Segment Start: Records for the task
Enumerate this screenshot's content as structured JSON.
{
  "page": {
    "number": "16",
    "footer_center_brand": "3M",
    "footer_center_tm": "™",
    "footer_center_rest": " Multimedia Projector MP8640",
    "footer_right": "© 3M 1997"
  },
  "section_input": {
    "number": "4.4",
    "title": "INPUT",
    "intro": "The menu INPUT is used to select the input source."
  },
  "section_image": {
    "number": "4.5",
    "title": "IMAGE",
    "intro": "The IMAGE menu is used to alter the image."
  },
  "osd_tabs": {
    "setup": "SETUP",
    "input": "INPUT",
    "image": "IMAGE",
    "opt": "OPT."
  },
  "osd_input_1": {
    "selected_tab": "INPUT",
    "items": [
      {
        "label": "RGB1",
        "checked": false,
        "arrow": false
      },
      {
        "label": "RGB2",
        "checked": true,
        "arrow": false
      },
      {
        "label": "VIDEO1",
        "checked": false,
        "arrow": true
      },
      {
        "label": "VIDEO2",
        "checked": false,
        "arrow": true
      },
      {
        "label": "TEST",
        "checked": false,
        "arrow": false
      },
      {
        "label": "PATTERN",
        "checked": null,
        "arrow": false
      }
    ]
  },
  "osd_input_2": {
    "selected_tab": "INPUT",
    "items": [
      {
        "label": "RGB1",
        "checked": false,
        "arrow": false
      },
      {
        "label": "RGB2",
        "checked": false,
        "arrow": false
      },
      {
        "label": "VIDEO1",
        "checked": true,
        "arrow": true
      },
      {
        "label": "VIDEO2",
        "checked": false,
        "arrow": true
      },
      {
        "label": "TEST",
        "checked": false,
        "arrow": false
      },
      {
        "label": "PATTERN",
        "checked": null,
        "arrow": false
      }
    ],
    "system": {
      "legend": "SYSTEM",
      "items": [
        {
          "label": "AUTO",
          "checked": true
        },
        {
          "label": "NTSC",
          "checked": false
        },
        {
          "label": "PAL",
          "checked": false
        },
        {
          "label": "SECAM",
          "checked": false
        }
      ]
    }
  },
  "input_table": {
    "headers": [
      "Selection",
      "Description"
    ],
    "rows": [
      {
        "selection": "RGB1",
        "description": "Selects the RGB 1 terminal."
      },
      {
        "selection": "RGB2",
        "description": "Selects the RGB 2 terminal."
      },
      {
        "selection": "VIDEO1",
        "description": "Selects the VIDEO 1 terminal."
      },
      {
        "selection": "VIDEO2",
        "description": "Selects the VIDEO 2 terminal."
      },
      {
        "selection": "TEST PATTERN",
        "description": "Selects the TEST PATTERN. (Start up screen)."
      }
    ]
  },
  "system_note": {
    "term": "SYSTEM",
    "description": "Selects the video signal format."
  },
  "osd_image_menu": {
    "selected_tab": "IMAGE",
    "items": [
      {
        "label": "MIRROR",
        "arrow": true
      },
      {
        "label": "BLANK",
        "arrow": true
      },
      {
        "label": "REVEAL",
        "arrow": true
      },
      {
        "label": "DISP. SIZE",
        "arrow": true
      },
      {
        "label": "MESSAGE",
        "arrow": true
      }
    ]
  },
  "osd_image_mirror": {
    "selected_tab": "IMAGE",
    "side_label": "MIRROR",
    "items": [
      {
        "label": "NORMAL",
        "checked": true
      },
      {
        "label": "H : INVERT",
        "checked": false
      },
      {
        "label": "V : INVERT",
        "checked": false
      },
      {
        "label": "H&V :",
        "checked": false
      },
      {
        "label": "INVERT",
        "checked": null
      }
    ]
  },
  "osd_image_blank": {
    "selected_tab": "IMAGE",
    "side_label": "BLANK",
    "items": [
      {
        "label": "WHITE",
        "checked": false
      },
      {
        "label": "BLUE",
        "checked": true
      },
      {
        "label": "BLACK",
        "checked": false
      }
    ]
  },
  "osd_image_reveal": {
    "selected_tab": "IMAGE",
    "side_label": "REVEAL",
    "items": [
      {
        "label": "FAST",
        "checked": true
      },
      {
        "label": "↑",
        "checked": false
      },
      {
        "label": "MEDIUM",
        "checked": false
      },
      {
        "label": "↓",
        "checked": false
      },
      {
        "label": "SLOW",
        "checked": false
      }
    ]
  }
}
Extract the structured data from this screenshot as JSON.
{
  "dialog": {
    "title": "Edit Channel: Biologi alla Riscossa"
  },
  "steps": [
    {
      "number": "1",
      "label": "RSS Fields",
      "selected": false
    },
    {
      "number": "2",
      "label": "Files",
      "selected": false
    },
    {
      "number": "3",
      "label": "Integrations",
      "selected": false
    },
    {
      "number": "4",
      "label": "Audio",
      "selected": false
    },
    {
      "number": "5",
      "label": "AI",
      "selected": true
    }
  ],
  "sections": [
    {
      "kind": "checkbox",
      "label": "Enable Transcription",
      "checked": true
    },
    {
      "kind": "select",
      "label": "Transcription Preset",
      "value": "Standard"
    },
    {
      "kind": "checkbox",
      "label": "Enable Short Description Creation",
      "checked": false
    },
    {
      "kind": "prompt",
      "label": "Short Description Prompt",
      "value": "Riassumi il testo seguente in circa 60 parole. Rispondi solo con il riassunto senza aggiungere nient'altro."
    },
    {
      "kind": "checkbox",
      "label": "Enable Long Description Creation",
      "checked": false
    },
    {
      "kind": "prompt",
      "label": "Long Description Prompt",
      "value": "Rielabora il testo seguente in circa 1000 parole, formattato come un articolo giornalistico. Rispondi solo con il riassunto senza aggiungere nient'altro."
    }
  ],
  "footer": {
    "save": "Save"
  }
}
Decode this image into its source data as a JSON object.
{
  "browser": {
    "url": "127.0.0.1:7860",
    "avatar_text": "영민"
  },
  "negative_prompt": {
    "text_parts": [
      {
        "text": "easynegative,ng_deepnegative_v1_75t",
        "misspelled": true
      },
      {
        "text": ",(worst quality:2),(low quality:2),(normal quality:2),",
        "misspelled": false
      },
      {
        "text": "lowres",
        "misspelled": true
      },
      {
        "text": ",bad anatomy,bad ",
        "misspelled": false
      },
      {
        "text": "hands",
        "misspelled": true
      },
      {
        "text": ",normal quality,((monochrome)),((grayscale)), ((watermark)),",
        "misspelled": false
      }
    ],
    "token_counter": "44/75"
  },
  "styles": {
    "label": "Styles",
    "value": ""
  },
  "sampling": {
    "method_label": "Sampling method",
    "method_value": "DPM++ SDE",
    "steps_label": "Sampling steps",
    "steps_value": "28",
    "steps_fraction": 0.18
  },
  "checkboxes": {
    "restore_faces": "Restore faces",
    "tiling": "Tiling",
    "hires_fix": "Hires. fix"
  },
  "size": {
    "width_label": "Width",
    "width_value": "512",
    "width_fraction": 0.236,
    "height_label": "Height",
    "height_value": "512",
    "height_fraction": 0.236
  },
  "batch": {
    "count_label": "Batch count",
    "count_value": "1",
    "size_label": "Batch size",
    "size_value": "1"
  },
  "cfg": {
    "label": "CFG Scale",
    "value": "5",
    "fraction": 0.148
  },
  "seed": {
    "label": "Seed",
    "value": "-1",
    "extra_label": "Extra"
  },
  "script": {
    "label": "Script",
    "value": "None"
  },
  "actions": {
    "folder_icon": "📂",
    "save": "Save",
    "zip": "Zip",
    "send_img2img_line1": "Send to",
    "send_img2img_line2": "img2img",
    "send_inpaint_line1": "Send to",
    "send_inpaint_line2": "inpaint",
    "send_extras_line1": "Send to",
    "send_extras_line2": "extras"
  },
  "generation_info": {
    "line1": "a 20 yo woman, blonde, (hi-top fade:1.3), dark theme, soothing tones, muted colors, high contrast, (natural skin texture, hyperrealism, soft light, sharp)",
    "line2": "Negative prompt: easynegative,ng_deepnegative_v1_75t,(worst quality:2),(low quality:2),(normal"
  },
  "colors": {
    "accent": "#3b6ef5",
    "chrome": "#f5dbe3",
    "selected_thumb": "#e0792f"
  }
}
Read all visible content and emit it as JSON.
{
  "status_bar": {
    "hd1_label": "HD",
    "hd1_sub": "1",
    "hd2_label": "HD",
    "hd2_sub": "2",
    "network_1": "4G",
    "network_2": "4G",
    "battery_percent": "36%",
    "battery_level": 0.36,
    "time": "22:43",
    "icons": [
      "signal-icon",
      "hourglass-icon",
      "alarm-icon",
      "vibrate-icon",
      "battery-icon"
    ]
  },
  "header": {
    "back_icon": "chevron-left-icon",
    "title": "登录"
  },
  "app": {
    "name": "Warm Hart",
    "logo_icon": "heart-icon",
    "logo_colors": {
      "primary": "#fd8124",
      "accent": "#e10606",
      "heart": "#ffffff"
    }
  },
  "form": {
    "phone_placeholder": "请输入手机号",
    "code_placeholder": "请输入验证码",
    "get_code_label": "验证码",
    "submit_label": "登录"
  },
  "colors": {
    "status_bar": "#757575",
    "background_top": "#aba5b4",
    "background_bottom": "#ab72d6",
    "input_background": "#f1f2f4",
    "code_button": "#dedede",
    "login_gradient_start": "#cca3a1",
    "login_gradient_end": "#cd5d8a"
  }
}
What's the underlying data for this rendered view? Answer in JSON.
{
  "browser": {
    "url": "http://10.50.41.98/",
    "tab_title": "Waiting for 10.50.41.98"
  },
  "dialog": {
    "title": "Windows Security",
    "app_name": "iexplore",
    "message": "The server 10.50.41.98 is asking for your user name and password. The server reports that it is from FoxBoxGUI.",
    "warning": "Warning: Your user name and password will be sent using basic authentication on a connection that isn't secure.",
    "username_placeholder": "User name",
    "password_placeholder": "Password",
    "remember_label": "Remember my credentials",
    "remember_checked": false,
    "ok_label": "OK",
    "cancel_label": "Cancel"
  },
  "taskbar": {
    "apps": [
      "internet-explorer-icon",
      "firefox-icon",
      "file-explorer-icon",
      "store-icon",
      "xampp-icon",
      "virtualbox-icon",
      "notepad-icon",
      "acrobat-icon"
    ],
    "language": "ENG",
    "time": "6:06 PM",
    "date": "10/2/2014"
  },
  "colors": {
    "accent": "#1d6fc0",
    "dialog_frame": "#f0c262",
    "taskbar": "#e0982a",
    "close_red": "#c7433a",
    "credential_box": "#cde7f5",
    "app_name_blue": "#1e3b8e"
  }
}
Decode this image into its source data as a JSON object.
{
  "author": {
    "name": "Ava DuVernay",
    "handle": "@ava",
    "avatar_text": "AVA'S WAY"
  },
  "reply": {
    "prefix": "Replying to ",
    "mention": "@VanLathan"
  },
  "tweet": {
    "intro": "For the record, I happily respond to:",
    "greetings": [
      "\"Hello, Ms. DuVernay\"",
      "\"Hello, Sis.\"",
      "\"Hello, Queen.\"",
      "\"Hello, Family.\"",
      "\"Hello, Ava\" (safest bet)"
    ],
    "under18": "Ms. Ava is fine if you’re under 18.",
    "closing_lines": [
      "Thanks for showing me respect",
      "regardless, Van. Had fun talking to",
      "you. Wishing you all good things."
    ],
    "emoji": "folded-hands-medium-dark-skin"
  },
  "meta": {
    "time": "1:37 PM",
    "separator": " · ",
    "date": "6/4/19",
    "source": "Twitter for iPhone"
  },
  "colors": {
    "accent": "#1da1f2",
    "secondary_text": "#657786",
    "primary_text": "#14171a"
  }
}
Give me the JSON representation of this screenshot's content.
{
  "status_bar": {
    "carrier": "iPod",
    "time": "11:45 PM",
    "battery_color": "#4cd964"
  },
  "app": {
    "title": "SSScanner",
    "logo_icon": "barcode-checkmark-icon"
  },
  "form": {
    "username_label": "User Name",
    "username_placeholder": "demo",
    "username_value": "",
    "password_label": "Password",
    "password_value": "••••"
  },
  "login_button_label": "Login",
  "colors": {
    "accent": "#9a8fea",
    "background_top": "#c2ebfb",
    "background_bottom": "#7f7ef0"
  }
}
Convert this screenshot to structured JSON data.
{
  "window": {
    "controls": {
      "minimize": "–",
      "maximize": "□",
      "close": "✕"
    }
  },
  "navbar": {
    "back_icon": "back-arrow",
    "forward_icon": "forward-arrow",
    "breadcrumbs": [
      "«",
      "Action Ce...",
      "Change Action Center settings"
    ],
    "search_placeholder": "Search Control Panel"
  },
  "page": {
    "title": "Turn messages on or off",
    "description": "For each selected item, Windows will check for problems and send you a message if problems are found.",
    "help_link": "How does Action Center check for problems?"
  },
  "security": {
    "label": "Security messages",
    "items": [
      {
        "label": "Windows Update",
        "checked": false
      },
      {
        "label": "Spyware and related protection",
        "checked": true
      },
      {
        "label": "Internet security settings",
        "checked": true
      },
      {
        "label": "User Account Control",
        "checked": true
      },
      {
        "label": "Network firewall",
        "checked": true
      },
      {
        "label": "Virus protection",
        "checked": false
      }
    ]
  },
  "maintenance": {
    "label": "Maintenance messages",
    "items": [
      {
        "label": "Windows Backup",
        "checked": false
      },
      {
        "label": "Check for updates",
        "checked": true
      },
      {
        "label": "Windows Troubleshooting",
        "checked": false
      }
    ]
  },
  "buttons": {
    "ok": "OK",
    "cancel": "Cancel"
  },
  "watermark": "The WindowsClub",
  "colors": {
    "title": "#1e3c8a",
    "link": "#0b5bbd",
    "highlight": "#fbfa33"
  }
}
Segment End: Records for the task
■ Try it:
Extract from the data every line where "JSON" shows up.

■ Finished task:
Enumerate this screenshot's content as structured JSON.
Extract the structured data from this screenshot as JSON.
Decode this image into its source data as a JSON object.
Read all visible content and emit it as JSON.
What's the underlying data for this rendered view? Answer in JSON.
Decode this image into its source data as a JSON object.
Give me the JSON representation of this screenshot's content.
Convert this screenshot to structured JSON data.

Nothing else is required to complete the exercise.